• Determination of the density and race or type of SCN present in individual fields is required to prevent losses and determine management and control practices to apply. Determination of the race or type is especially important because the different SCN resistance sources convey differing levels of resistance against the varied races or types.
• Sampling for nematodes should be considered as important as sampling for soil fertility. This is especially true if there is no history of nematode sampling on either old or new soybean production sites.

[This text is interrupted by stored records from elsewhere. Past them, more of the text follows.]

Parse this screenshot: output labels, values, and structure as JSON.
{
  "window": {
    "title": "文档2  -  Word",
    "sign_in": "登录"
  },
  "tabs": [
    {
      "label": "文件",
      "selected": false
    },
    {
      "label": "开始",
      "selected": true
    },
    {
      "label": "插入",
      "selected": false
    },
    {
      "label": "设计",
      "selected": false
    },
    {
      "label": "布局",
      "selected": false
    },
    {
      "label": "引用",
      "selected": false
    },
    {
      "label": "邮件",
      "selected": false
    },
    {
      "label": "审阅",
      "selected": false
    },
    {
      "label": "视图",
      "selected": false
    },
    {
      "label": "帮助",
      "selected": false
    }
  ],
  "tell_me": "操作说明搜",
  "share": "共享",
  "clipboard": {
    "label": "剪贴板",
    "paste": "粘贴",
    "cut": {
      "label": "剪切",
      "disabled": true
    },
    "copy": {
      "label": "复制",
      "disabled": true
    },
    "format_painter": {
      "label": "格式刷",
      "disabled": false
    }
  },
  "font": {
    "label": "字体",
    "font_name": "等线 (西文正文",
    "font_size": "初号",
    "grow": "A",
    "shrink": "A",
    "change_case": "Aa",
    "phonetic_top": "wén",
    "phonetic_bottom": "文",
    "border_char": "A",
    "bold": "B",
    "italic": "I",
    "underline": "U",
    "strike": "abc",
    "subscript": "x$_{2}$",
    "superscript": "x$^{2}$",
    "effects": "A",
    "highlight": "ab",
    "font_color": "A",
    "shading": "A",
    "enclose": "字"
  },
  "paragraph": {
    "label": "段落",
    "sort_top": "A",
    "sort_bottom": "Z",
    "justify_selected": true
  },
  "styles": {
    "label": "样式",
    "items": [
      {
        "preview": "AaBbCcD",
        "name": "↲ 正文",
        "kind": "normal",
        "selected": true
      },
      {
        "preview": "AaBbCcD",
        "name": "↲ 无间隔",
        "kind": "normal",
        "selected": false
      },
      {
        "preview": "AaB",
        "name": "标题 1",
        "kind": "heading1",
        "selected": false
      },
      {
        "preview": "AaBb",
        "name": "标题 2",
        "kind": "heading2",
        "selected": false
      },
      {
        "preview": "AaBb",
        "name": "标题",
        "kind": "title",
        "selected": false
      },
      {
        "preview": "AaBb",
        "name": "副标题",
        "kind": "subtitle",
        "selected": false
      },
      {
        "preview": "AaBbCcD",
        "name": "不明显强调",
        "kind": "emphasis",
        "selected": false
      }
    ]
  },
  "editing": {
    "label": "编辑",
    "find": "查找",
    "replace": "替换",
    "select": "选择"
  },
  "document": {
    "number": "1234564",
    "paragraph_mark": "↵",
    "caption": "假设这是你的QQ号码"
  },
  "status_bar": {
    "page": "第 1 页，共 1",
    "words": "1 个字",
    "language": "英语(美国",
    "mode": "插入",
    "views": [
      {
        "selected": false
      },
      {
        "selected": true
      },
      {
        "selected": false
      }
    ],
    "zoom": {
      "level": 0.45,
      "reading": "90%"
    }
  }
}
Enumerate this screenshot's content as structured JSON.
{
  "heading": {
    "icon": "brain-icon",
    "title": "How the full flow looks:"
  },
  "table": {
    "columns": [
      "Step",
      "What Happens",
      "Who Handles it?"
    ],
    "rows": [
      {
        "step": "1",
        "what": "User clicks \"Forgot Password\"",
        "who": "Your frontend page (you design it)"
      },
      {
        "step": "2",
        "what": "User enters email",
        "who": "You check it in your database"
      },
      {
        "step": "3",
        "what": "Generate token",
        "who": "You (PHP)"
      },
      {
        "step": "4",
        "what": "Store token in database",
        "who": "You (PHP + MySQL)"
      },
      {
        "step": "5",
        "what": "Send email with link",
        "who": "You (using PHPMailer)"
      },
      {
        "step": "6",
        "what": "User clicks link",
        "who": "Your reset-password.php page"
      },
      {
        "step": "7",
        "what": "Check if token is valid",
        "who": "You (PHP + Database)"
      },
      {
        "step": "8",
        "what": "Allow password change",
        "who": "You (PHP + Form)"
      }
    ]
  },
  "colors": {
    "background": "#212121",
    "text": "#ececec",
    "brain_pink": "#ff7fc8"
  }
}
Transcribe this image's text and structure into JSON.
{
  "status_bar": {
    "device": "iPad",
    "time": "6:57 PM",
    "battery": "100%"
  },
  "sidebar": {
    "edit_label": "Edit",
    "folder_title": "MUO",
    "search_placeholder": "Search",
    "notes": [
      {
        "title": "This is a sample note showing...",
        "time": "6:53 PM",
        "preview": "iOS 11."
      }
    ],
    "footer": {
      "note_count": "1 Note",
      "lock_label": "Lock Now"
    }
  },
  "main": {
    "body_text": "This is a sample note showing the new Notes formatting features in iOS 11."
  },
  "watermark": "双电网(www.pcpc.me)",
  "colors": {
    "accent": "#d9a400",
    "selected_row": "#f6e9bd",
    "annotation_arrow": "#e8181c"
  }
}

Once documentation of the absence or presence of nematodes is established for given fields, then management options outlined below can be adopted.
Information and Sampling Resources
Crouse, K. Soil Testing for the Farmer, MSU Extension Service Information Sheet 346, July 2016.
Oldham, L. Introduction to Soil Testing, Chapter 4 in Nutrient Management Guidelines for Agronomic Crops Grown in Mississippi, MSU Extension Service Publication 2647, Feb. 2012.
Donald, P., Stetina, S., and Heatherly, L. Managing Nematode Pests in Midsouth Soybeans, May 2017.
Allen, T. Soybean Cyst Nematode, MSU Extension Service Publication 1293, Jan. 2012.
Costs of Soil Testing, MSU Extension Service, July 2016.
Nematode Sample Submission Form, MSU Extension Service, June 8, 2017
Nematode Sample Testing Fees, MSU Extension Service, Aug. 15, 2017.
Composed by Larry G. Heatherly, Revised Aug. 2017, firstname.lastname@example.org